The head of the city's Roman Catholic archdiocese remembered Koch during a Sunday Mass at St. Patrick's Cathedral. The former mayor died of congestive heart failure in February at 88.
Speaking from the pulpit, the cardinal told worshippers that he had been "looking for a good way for the Catholic community of New York to thank God for the gift that he was."
Koch's family and friends were invited to the Mass — one that Koch often attended going back to the 1980s, sitting in a front pew. He and then Cardinal John O'Connor had become good friends, sharing meals and writing a book together titled "His Eminence and Hizzoner."
Koch's longtime law partner, Jim Gill, told The Associated Press that he had sent out invitations to the service he called a "private goodbye" from the former mayor's Catholic friends.
"He loved St. Patrick's Cathedral," Gill said. "He loved the Irish."
On Sunday, Dolan said that while Koch was proud of his Jewish faith, he also was a "great friend" of New York's Catholics.
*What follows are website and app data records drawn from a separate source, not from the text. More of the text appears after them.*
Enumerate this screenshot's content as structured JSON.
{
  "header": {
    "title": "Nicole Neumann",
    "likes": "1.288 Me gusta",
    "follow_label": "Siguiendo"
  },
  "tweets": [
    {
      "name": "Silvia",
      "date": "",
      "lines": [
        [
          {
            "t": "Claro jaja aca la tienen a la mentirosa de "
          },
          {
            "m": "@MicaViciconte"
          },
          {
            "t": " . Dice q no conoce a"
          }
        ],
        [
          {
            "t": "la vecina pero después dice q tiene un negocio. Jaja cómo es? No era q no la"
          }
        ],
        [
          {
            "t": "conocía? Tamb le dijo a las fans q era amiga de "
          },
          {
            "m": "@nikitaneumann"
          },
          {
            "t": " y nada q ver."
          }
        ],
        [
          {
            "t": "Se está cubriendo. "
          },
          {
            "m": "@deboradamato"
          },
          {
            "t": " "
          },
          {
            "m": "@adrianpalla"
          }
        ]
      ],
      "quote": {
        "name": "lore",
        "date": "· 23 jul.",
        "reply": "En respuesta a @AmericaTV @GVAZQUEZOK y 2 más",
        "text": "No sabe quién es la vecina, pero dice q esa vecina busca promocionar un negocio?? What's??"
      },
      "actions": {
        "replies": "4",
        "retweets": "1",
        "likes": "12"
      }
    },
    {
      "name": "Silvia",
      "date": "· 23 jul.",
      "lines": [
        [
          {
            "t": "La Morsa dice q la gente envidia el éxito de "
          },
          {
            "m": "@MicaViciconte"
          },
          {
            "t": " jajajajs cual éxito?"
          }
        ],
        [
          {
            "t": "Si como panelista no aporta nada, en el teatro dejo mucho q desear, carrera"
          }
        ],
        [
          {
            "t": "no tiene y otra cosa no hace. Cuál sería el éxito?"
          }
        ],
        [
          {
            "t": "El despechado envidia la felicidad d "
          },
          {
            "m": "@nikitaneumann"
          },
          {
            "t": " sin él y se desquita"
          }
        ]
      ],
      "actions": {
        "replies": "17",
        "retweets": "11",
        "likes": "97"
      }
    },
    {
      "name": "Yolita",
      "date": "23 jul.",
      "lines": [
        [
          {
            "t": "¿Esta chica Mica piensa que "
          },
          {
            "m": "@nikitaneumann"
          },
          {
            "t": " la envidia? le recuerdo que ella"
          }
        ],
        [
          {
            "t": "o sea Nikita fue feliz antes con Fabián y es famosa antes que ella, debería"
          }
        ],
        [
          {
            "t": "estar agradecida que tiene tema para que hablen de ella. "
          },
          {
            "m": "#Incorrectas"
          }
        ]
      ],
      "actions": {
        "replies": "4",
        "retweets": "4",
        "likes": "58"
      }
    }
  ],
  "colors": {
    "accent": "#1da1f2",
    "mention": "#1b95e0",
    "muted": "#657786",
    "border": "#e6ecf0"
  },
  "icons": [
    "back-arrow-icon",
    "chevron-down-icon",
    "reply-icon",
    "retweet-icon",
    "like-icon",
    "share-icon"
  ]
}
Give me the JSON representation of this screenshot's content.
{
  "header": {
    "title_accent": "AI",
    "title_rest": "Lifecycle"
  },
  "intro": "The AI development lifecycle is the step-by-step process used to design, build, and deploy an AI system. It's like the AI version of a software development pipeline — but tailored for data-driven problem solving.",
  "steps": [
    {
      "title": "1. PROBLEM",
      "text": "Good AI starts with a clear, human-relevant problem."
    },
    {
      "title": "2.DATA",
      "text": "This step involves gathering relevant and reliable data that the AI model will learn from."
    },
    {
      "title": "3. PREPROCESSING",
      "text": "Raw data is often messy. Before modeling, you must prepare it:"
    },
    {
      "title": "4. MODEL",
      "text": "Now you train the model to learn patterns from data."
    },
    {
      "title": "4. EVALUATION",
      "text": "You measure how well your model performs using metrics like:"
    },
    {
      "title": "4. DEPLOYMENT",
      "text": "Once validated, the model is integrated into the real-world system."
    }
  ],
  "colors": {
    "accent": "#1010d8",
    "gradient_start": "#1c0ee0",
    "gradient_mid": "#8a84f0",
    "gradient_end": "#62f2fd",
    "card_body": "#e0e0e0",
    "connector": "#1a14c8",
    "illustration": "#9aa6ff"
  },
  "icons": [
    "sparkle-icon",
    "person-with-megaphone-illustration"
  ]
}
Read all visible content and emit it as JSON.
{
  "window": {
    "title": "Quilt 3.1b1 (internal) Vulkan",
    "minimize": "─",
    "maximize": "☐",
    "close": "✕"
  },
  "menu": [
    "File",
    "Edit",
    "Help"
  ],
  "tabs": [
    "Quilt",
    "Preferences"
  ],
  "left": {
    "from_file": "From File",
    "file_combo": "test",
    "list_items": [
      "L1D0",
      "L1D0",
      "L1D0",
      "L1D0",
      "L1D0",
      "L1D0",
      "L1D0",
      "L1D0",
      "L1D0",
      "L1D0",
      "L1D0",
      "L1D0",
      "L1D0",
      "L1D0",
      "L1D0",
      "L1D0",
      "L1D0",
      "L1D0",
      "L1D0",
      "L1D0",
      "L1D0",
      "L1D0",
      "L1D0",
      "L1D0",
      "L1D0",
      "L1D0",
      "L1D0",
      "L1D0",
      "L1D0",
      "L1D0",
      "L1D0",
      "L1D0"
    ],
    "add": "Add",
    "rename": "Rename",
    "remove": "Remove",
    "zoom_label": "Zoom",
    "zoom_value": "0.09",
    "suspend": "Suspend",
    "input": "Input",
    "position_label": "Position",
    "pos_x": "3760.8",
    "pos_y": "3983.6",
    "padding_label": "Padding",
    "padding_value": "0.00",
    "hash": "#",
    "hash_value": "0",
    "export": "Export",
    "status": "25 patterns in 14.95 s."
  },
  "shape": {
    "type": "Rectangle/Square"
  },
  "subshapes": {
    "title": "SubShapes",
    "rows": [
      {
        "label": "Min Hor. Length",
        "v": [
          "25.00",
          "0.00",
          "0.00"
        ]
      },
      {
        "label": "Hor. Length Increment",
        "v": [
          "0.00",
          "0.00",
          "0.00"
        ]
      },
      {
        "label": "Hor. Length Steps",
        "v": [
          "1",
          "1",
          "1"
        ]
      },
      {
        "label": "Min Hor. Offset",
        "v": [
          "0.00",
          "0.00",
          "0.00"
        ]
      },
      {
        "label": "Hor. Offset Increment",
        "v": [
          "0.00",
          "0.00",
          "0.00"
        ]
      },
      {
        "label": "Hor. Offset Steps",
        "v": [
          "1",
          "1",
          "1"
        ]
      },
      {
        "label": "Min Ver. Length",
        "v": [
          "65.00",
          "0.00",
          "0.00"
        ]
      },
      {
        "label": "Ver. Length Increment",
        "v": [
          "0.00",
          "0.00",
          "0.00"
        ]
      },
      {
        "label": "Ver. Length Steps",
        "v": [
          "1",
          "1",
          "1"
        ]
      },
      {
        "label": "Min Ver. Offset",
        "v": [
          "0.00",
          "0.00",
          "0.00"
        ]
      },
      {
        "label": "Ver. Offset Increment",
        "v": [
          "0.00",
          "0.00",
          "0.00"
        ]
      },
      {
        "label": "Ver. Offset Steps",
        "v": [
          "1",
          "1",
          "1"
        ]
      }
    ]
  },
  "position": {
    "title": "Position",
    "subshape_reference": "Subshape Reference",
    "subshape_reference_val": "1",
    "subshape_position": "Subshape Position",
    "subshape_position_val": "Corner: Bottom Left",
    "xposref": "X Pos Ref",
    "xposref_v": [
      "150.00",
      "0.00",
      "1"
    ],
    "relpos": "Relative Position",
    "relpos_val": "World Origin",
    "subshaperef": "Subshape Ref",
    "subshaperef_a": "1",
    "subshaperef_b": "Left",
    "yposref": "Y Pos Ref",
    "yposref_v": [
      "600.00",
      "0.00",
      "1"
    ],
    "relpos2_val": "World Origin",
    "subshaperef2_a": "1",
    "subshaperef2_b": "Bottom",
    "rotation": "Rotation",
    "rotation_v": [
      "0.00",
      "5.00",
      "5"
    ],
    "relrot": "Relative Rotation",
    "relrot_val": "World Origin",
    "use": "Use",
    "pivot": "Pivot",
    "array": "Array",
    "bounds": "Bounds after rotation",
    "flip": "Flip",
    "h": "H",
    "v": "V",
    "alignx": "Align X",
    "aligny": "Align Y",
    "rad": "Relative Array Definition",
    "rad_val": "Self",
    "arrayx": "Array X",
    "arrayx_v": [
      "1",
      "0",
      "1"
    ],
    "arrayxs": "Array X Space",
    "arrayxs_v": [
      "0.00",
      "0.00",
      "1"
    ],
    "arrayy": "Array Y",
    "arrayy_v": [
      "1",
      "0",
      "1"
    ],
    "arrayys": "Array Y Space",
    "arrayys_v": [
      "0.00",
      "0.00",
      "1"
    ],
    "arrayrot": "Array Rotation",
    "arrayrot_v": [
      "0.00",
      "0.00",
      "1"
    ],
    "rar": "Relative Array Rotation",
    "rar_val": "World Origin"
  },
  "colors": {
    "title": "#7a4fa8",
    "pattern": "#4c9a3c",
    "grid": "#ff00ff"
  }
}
The cardinal said Koch told him, "you know, the Catholic Church is the glue that holds this New York community together, and all its parishes and schools and charities and outreach and community services."
If Koch were at the cathedral during the service, Dolan joked, he'd have looked up at the scaffolding that fills the interior of the edifice — for renovation work — and "he'd say, 'Oh, oh, the cardinal is going to ask us for money.'"
In fact, an insert to Sunday's program did include a special petition for donations.
New York's most prominent Catholic then spoke of a moving moment involving Koch and the cathedral.
On Sept. 11, 2001, Dolan said his predecessor, Cardinal Edward Egan, remembers Koch showing up at St. Patrick's and joining anguished New Yorkers praying there.
Egan "saw Koch sobbing, and he said, 'I've lost so many friends today.'"
Dolan concluded: "We honor him, we miss him, we thank him. ... His was a great example of public service."
However, the cardinal added with a grin, "humility was not one of his virtues."